Record set Start Marker

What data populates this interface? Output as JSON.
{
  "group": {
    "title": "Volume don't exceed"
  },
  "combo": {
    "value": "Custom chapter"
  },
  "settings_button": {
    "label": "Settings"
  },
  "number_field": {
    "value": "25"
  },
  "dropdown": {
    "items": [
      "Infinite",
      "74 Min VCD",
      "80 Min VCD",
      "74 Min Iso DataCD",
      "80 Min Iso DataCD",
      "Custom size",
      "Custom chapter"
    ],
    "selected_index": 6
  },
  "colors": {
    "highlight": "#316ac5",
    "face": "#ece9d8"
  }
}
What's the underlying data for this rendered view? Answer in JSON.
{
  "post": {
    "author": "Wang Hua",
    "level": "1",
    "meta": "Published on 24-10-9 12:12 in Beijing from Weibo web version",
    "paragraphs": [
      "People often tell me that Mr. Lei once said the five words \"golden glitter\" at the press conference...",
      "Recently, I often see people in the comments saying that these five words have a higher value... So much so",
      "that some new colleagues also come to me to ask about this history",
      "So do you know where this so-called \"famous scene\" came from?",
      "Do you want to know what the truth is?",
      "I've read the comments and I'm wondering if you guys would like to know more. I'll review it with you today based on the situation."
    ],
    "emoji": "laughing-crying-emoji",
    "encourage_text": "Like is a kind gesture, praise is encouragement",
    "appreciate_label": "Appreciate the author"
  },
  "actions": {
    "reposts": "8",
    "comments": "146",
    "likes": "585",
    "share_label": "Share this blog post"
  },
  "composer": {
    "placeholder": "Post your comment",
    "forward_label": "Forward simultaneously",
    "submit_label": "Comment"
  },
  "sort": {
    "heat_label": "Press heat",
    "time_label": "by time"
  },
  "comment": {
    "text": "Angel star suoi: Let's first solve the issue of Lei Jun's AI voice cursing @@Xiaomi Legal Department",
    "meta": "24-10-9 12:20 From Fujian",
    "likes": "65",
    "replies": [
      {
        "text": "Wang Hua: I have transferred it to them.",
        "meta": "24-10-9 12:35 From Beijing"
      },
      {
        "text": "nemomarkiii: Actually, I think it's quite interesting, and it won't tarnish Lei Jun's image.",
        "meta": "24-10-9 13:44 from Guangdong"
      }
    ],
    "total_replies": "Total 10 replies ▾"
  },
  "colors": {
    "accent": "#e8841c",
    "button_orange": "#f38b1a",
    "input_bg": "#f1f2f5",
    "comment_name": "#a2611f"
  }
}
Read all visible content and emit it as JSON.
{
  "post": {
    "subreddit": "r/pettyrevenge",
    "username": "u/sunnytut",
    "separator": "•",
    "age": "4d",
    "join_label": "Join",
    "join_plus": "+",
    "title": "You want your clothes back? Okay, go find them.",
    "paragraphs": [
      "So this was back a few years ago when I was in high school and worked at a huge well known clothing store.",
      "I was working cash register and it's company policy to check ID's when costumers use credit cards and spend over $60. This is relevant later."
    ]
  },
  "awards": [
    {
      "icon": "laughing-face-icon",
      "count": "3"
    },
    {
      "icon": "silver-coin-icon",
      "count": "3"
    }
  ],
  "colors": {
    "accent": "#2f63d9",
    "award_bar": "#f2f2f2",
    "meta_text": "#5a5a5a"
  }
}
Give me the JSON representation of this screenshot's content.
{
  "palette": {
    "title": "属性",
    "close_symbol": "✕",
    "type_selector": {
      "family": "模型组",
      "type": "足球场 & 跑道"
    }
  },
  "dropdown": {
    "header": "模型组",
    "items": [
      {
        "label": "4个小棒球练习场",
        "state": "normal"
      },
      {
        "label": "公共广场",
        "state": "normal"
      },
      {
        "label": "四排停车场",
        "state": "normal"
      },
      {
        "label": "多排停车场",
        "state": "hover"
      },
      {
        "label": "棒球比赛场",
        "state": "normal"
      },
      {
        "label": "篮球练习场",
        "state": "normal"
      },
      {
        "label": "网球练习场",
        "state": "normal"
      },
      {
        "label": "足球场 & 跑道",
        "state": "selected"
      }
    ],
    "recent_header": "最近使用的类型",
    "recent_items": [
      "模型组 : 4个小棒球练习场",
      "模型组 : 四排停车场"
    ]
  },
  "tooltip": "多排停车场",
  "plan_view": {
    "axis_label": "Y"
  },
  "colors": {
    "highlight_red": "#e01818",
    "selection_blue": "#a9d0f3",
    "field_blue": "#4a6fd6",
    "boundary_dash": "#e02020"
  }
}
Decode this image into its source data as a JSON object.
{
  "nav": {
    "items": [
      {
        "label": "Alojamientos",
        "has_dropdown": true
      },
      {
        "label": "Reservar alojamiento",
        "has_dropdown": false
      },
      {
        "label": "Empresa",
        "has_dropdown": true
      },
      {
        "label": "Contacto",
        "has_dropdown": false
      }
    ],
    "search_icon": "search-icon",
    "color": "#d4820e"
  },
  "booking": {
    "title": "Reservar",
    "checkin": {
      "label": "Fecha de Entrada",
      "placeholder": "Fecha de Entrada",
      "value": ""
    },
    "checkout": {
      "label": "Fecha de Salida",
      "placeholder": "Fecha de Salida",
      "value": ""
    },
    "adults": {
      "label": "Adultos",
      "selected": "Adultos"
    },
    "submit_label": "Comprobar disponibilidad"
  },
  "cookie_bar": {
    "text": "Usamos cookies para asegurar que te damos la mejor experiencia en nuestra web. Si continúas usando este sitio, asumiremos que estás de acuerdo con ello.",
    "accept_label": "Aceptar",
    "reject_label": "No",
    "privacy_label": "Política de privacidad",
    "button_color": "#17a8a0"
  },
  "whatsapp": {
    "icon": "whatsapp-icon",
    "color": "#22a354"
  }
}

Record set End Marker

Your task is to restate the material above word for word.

▶ Response area
What data populates this interface? Output as JSON.
{
  "group": {
    "title": "Volume don't exceed"
  },
  "combo": {
    "value": "Custom chapter"
  },
  "settings_button": {
    "label": "Settings"
  },
  "number_field": {
    "value": "25"
  },
  "dropdown": {
    "items": [
      "Infinite",
      "74 Min VCD",
      "80 Min VCD",
      "74 Min Iso DataCD",
      "80 Min Iso DataCD",
      "Custom size",
      "Custom chapter"
    ],
    "selected_index": 6
  },
  "colors": {
    "highlight": "#316ac5",
    "face": "#ece9d8"
  }
}
What's the underlying data for this rendered view? Answer in JSON.
{
  "post": {
    "author": "Wang Hua",
    "level": "1",
    "meta": "Published on 24-10-9 12:12 in Beijing from Weibo web version",
    "paragraphs": [
      "People often tell me that Mr. Lei once said the five words \"golden glitter\" at the press conference...",
      "Recently, I often see people in the comments saying that these five words have a higher value... So much so",
      "that some new colleagues also come to me to ask about this history",
      "So do you know where this so-called \"famous scene\" came from?",
      "Do you want to know what the truth is?",
      "I've read the comments and I'm wondering if you guys would like to know more. I'll review it with you today based on the situation."
    ],
    "emoji": "laughing-crying-emoji",
    "encourage_text": "Like is a kind gesture, praise is encouragement",
    "appreciate_label": "Appreciate the author"
  },
  "actions": {
    "reposts": "8",
    "comments": "146",
    "likes": "585",
    "share_label": "Share this blog post"
  },
  "composer": {
    "placeholder": "Post your comment",
    "forward_label": "Forward simultaneously",
    "submit_label": "Comment"
  },
  "sort": {
    "heat_label": "Press heat",
    "time_label": "by time"
  },
  "comment": {
    "text": "Angel star suoi: Let's first solve the issue of Lei Jun's AI voice cursing @@Xiaomi Legal Department",
    "meta": "24-10-9 12:20 From Fujian",
    "likes": "65",
    "replies": [
      {
        "text": "Wang Hua: I have transferred it to them.",
        "meta": "24-10-9 12:35 From Beijing"
      },
      {
        "text": "nemomarkiii: Actually, I think it's quite interesting, and it won't tarnish Lei Jun's image.",
        "meta": "24-10-9 13:44 from Guangdong"
      }
    ],
    "total_replies": "Total 10 replies ▾"
  },
  "colors": {
    "accent": "#e8841c",
    "button_orange": "#f38b1a",
    "input_bg": "#f1f2f5",
    "comment_name": "#a2611f"
  }
}
Read all visible content and emit it as JSON.
{
  "post": {
    "subreddit": "r/pettyrevenge",
    "username": "u/sunnytut",
    "separator": "•",
    "age": "4d",
    "join_label": "Join",
    "join_plus": "+",
    "title": "You want your clothes back? Okay, go find them.",
    "paragraphs": [
      "So this was back a few years ago when I was in high school and worked at a huge well known clothing store.",
      "I was working cash register and it's company policy to check ID's when costumers use credit cards and spend over $60. This is relevant later."
    ]
  },
  "awards": [
    {
      "icon": "laughing-face-icon",
      "count": "3"
    },
    {
      "icon": "silver-coin-icon",
      "count": "3"
    }
  ],
  "colors": {
    "accent": "#2f63d9",
    "award_bar": "#f2f2f2",
    "meta_text": "#5a5a5a"
  }
}
Give me the JSON representation of this screenshot's content.
{
  "palette": {
    "title": "属性",
    "close_symbol": "✕",
    "type_selector": {
      "family": "模型组",
      "type": "足球场 & 跑道"
    }
  },
  "dropdown": {
    "header": "模型组",
    "items": [
      {
        "label": "4个小棒球练习场",
        "state": "normal"
      },
      {
        "label": "公共广场",
        "state": "normal"
      },
      {
        "label": "四排停车场",
        "state": "normal"
      },
      {
        "label": "多排停车场",
        "state": "hover"
      },
      {
        "label": "棒球比赛场",
        "state": "normal"
      },
      {
        "label": "篮球练习场",
        "state": "normal"
      },
      {
        "label": "网球练习场",
        "state": "normal"
      },
      {
        "label": "足球场 & 跑道",
        "state": "selected"
      }
    ],
    "recent_header": "最近使用的类型",
    "recent_items": [
      "模型组 : 4个小棒球练习场",
      "模型组 : 四排停车场"
    ]
  },
  "tooltip": "多排停车场",
  "plan_view": {
    "axis_label": "Y"
  },
  "colors": {
    "highlight_red": "#e01818",
    "selection_blue": "#a9d0f3",
    "field_blue": "#4a6fd6",
    "boundary_dash": "#e02020"
  }
}
Decode this image into its source data as a JSON object.
{
  "nav": {
    "items": [
      {
        "label": "Alojamientos",
        "has_dropdown": true
      },
      {
        "label": "Reservar alojamiento",
        "has_dropdown": false
      },
      {
        "label": "Empresa",
        "has_dropdown": true
      },
      {
        "label": "Contacto",
        "has_dropdown": false
      }
    ],
    "search_icon": "search-icon",
    "color": "#d4820e"
  },
  "booking": {
    "title": "Reservar",
    "checkin": {
      "label": "Fecha de Entrada",
      "placeholder": "Fecha de Entrada",
      "value": ""
    },
    "checkout": {
      "label": "Fecha de Salida",
      "placeholder": "Fecha de Salida",
      "value": ""
    },
    "adults": {
      "label": "Adultos",
      "selected": "Adultos"
    },
    "submit_label": "Comprobar disponibilidad"
  },
  "cookie_bar": {
    "text": "Usamos cookies para asegurar que te damos la mejor experiencia en nuestra web. Si continúas usando este sitio, asumiremos que estás de acuerdo con ello.",
    "accept_label": "Aceptar",
    "reject_label": "No",
    "privacy_label": "Política de privacidad",
    "button_color": "#17a8a0"
  },
  "whatsapp": {
    "icon": "whatsapp-icon",
    "color": "#22a354"
  }
}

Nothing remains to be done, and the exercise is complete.